Segment Start: Data shown
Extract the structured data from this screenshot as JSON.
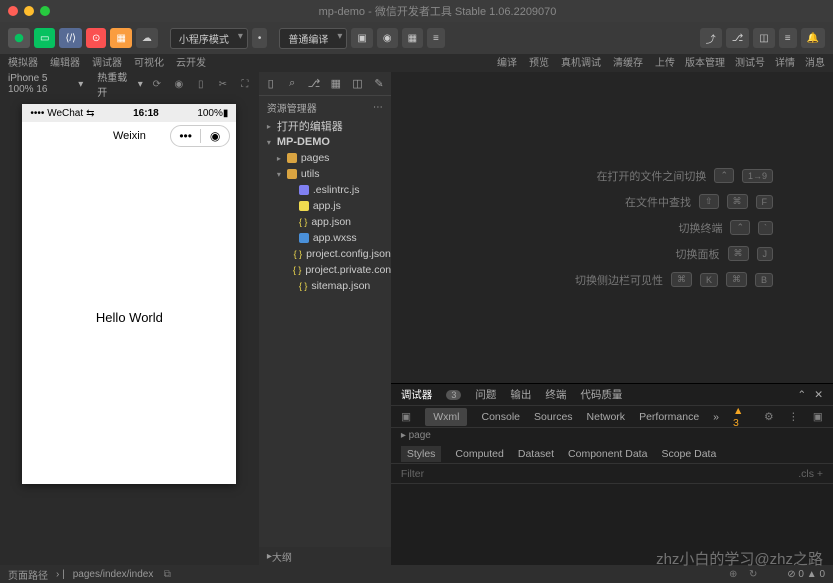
{
  "titlebar": {
    "title": "mp-demo - 微信开发者工具 Stable 1.06.2209070"
  },
  "toolbar": {
    "labels": [
      "模拟器",
      "编辑器",
      "调试器",
      "可视化",
      "云开发"
    ],
    "mode": "小程序模式",
    "compile": "普通编译",
    "actions": {
      "compile_btn": "编译",
      "preview": "预览",
      "real": "真机调试",
      "clear": "清缓存"
    },
    "right": {
      "upload": "上传",
      "version": "版本管理",
      "test": "测试号",
      "detail": "详情",
      "msg": "消息"
    }
  },
  "sim": {
    "device": "iPhone 5 100% 16",
    "hot": "热重载 开",
    "carrier": "•••• WeChat",
    "signal": "⇆",
    "time": "16:18",
    "battery": "100%",
    "nav": "Weixin",
    "content": "Hello World"
  },
  "explorer": {
    "title": "资源管理器",
    "sections": [
      "打开的编辑器",
      "MP-DEMO"
    ],
    "tree": [
      {
        "name": "pages",
        "type": "folder",
        "depth": 1,
        "exp": false
      },
      {
        "name": "utils",
        "type": "folder",
        "depth": 1,
        "exp": true
      },
      {
        "name": ".eslintrc.js",
        "type": "esl",
        "depth": 2
      },
      {
        "name": "app.js",
        "type": "js",
        "depth": 2
      },
      {
        "name": "app.json",
        "type": "json",
        "depth": 2
      },
      {
        "name": "app.wxss",
        "type": "wxss",
        "depth": 2
      },
      {
        "name": "project.config.json",
        "type": "json",
        "depth": 2
      },
      {
        "name": "project.private.config...",
        "type": "json",
        "depth": 2
      },
      {
        "name": "sitemap.json",
        "type": "json",
        "depth": 2
      }
    ],
    "outline": "大纲"
  },
  "tips": [
    {
      "label": "在打开的文件之间切换",
      "keys": [
        "⌃",
        "1→9"
      ]
    },
    {
      "label": "在文件中查找",
      "keys": [
        "⇧",
        "⌘",
        "F"
      ]
    },
    {
      "label": "切换终端",
      "keys": [
        "⌃",
        "`"
      ]
    },
    {
      "label": "切换面板",
      "keys": [
        "⌘",
        "J"
      ]
    },
    {
      "label": "切换侧边栏可见性",
      "keys": [
        "⌘",
        "K",
        "⌘",
        "B"
      ]
    }
  ],
  "devtools": {
    "tabs1": [
      "调试器",
      "问题",
      "输出",
      "终端",
      "代码质量"
    ],
    "badge": "3",
    "tabs2": [
      "Wxml",
      "Console",
      "Sources",
      "Network",
      "Performance"
    ],
    "warn": "3",
    "styles": [
      "Styles",
      "Computed",
      "Dataset",
      "Component Data",
      "Scope Data"
    ],
    "filter": "Filter",
    "cls": ".cls"
  },
  "status": {
    "path": "页面路径",
    "page": "pages/index/index",
    "err": "0",
    "warn": "0"
  },
  "watermark": "zhz小白的学习@zhz之路"
}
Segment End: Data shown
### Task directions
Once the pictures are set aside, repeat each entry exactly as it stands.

### Solution for this exercise
Extract the structured data from this screenshot as JSON.
{
  "titlebar": {
    "title": "mp-demo - 微信开发者工具 Stable 1.06.2209070"
  },
  "toolbar": {
    "labels": [
      "模拟器",
      "编辑器",
      "调试器",
      "可视化",
      "云开发"
    ],
    "mode": "小程序模式",
    "compile": "普通编译",
    "actions": {
      "compile_btn": "编译",
      "preview": "预览",
      "real": "真机调试",
      "clear": "清缓存"
    },
    "right": {
      "upload": "上传",
      "version": "版本管理",
      "test": "测试号",
      "detail": "详情",
      "msg": "消息"
    }
  },
  "sim": {
    "device": "iPhone 5 100% 16",
    "hot": "热重载 开",
    "carrier": "•••• WeChat",
    "signal": "⇆",
    "time": "16:18",
    "battery": "100%",
    "nav": "Weixin",
    "content": "Hello World"
  },
  "explorer": {
    "title": "资源管理器",
    "sections": [
      "打开的编辑器",
      "MP-DEMO"
    ],
    "tree": [
      {
        "name": "pages",
        "type": "folder",
        "depth": 1,
        "exp": false
      },
      {
        "name": "utils",
        "type": "folder",
        "depth": 1,
        "exp": true
      },
      {
        "name": ".eslintrc.js",
        "type": "esl",
        "depth": 2
      },
      {
        "name": "app.js",
        "type": "js",
        "depth": 2
      },
      {
        "name": "app.json",
        "type": "json",
        "depth": 2
      },
      {
        "name": "app.wxss",
        "type": "wxss",
        "depth": 2
      },
      {
        "name": "project.config.json",
        "type": "json",
        "depth": 2
      },
      {
        "name": "project.private.config...",
        "type": "json",
        "depth": 2
      },
      {
        "name": "sitemap.json",
        "type": "json",
        "depth": 2
      }
    ],
    "outline": "大纲"
  },
  "tips": [
    {
      "label": "在打开的文件之间切换",
      "keys": [
        "⌃",
        "1→9"
      ]
    },
    {
      "label": "在文件中查找",
      "keys": [
        "⇧",
        "⌘",
        "F"
      ]
    },
    {
      "label": "切换终端",
      "keys": [
        "⌃",
        "`"
      ]
    },
    {
      "label": "切换面板",
      "keys": [
        "⌘",
        "J"
      ]
    },
    {
      "label": "切换侧边栏可见性",
      "keys": [
        "⌘",
        "K",
        "⌘",
        "B"
      ]
    }
  ],
  "devtools": {
    "tabs1": [
      "调试器",
      "问题",
      "输出",
      "终端",
      "代码质量"
    ],
    "badge": "3",
    "tabs2": [
      "Wxml",
      "Console",
      "Sources",
      "Network",
      "Performance"
    ],
    "warn": "3",
    "styles": [
      "Styles",
      "Computed",
      "Dataset",
      "Component Data",
      "Scope Data"
    ],
    "filter": "Filter",
    "cls": ".cls"
  },
  "status": {
    "path": "页面路径",
    "page": "pages/index/index",
    "err": "0",
    "warn": "0"
  },
  "watermark": "zhz小白的学习@zhz之路"
}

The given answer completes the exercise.